point his gun and shoot.
Dum-dums, blanks and hollow points
(the normal late-night shooters)
answer, firing from cheap joints
named Bubba, Scum, and Hooters.
Rounds of grape and double-ought
as boys untouched by what they’re taught
drag Von Braun’s V-2
out and fire it down the road
to break El Búho’s head,
but he drops down to scarf a toad,
escaping cowboy lead.
El Búho’s now dispatched the toad
and feels the sicker for it.
Later, lightened of this load,
he hunkers for some porrit
and thinks again of kilted mouse
and fancies Highlands hoatching
with mice in every dell and house.
El Búho plans some poaching.
From Sometimes in Balance
Sitting still enough that the mosquitoes cannot see me,

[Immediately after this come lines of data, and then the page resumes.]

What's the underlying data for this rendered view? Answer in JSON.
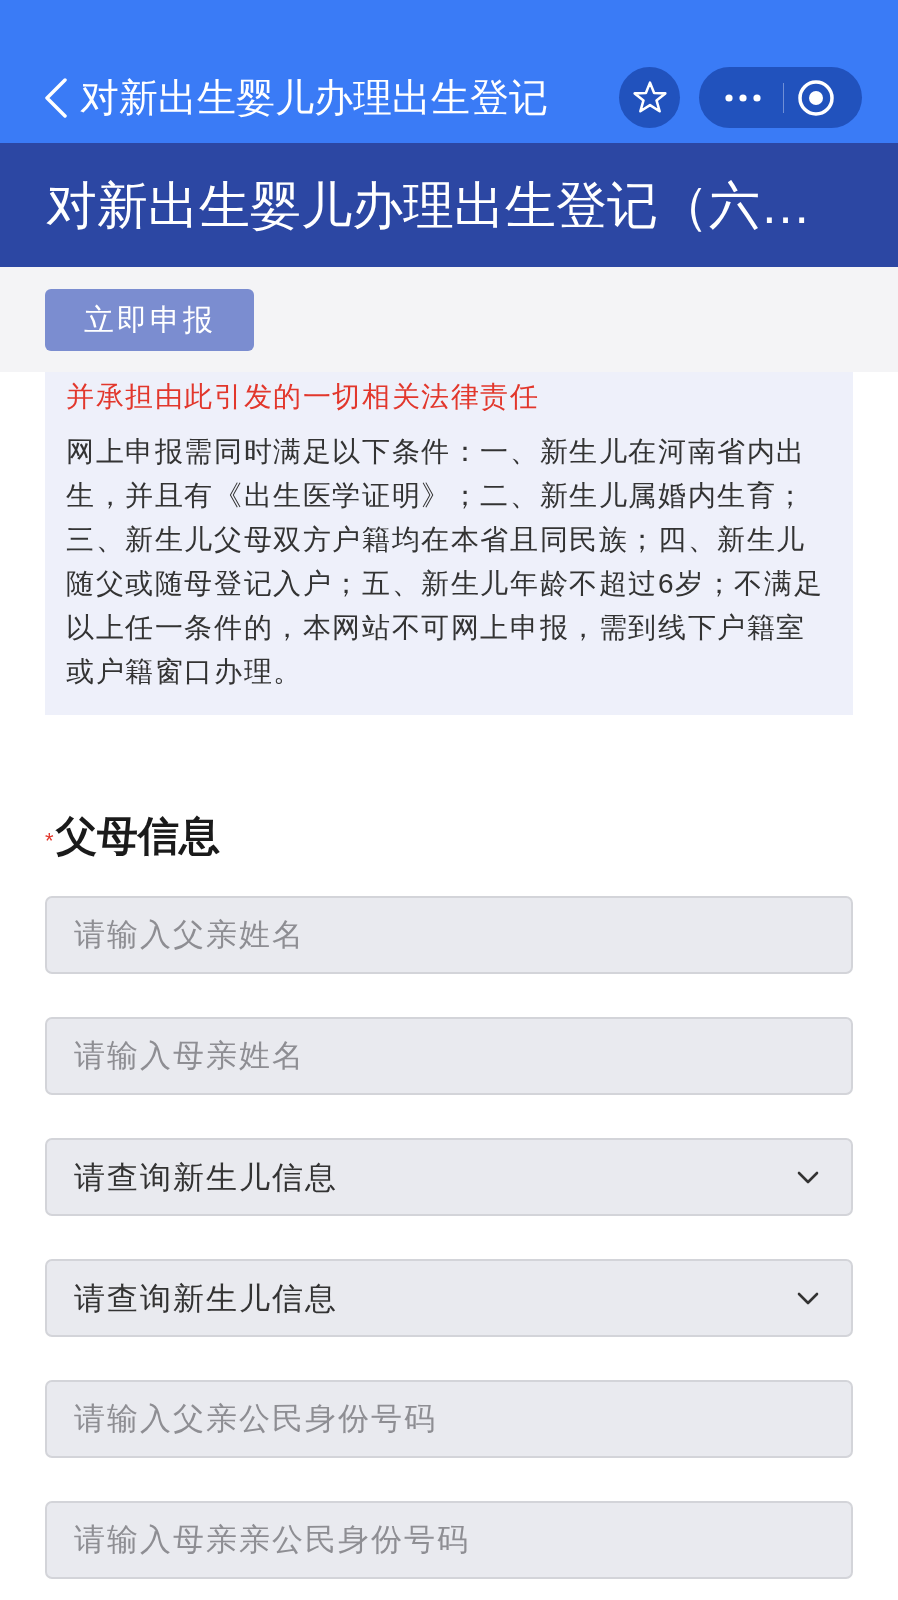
{
  "nav_bar": {
    "title": "对新出生婴儿办理出生登记"
  },
  "header": {
    "title": "对新出生婴儿办理出生登记（六…"
  },
  "action_bar": {
    "button": "立即申报"
  },
  "notice": {
    "warning": "并承担由此引发的一切相关法律责任",
    "text": "网上申报需同时满足以下条件：一、新生儿在河南省内出生，并且有《出生医学证明》；二、新生儿属婚内生育；三、新生儿父母双方户籍均在本省且同民族；四、新生儿随父或随母登记入户；五、新生儿年龄不超过6岁；不满足以上任一条件的，本网站不可网上申报，需到线下户籍室或户籍窗口办理。"
  },
  "section": {
    "required_mark": "*",
    "title": "父母信息"
  },
  "fields": [
    {
      "kind": "input",
      "placeholder": "请输入父亲姓名"
    },
    {
      "kind": "input",
      "placeholder": "请输入母亲姓名"
    },
    {
      "kind": "select",
      "value": "请查询新生儿信息"
    },
    {
      "kind": "select",
      "value": "请查询新生儿信息"
    },
    {
      "kind": "input",
      "placeholder": "请输入父亲公民身份号码"
    },
    {
      "kind": "input",
      "placeholder": "请输入母亲亲公民身份号码"
    }
  ]
}
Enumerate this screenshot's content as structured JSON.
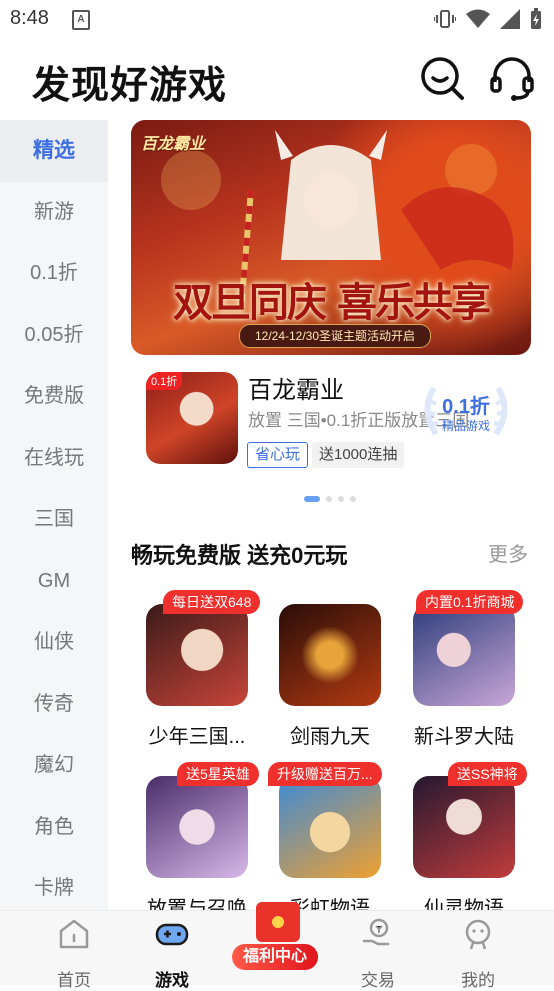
{
  "status_bar": {
    "time": "8:48",
    "notification_icon": "A"
  },
  "header": {
    "title": "发现好游戏",
    "search_icon": "search-icon",
    "service_icon": "headset-icon"
  },
  "sidebar": {
    "items": [
      {
        "label": "精选",
        "active": true
      },
      {
        "label": "新游"
      },
      {
        "label": "0.1折"
      },
      {
        "label": "0.05折"
      },
      {
        "label": "免费版"
      },
      {
        "label": "在线玩"
      },
      {
        "label": "三国"
      },
      {
        "label": "GM"
      },
      {
        "label": "仙侠"
      },
      {
        "label": "传奇"
      },
      {
        "label": "魔幻"
      },
      {
        "label": "角色"
      },
      {
        "label": "卡牌"
      }
    ]
  },
  "banner": {
    "logo_text": "百龙霸业",
    "headline": "双旦同庆 喜乐共享",
    "date_text": "12/24-12/30圣诞主题活动开启"
  },
  "featured": {
    "icon_tag": "0.1折",
    "name": "百龙霸业",
    "desc": "放置 三国•0.1折正版放置三国",
    "tag1": "省心玩",
    "tag2": "送1000连抽",
    "badge_big": "0.1折",
    "badge_small": "精品游戏"
  },
  "carousel": {
    "count": 4,
    "active_index": 0
  },
  "section": {
    "title": "畅玩免费版 送充0元玩",
    "more": "更多",
    "games": [
      {
        "name": "少年三国...",
        "ribbon": "每日送双648",
        "color1": "#3a1a18",
        "color2": "#c8453a"
      },
      {
        "name": "剑雨九天",
        "ribbon": "",
        "color1": "#2a0d08",
        "color2": "#b23a12"
      },
      {
        "name": "新斗罗大陆",
        "ribbon": "内置0.1折商城",
        "color1": "#2c3c7a",
        "color2": "#c9a7d8"
      },
      {
        "name": "放置与召唤",
        "ribbon": "送5星英雄",
        "color1": "#4a2c6a",
        "color2": "#d7b8e8"
      },
      {
        "name": "彩虹物语",
        "ribbon": "升级赠送百万...",
        "color1": "#3c8ad8",
        "color2": "#f0a030"
      },
      {
        "name": "仙灵物语",
        "ribbon": "送SS神将",
        "color1": "#251830",
        "color2": "#c13c3c"
      }
    ]
  },
  "bottom_nav": {
    "items": [
      {
        "label": "首页"
      },
      {
        "label": "游戏",
        "active": true
      },
      {
        "label": "交易"
      },
      {
        "label": "我的"
      }
    ],
    "welfare_label": "福利中心"
  },
  "colors": {
    "accent": "#3d6fe0",
    "ribbon_red": "#f0302d"
  }
}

I watch dark birds commuting to the shore.
Consoled by Feynman’s father as to bird names,
I dub their species Mini-Nevermore
and think, had I the Latin and were first,
there would be many mini-nevermores in books.
The more I see of them, the more like jackdaws
my mini-nevermores appear, or rooks.
Ignored by bird and bug, I cogitate
which species I address compiling stats,
suspecting it’s the one that cannot fly
but does name dogs not knowing names of cats.
Consoled by Feynman’s father as to bird names alludes to my favourite Richard Feynman story, as he told it:
‘The next Monday, when the fathers were all back at work, we kids were playing in a field. One kid says to me, “See that bird? What kind of bird is that?” I said, “I haven’t the slightest idea what kind of a bird it is.” He says, “It’s a brown-throated thrush. Your father doesn’t teach you anything!” But it was the opposite. He had already taught me: “See that bird?” he says. “It’s a Spencer’s warbler.” (I knew he didn’t know the real name.) “Well, in Italian, it’s a Chutto Lapittida. In Portuguese, it’s a Bom da Peida. In Chinese, it’s a Chung-long-tah, and in Japanese, it’s a Katano Tekeda. You can know the name of that bird in all the languages of the world, but when you’re finished, you’ll know absolutely nothing whatever about the bird. You’ll only know about humans in different places, and what they call the bird. So let’s look at the bird and see what it’s doing—that’s what counts.” (I learned very early the difference between knowing the name of something and knowing something.)’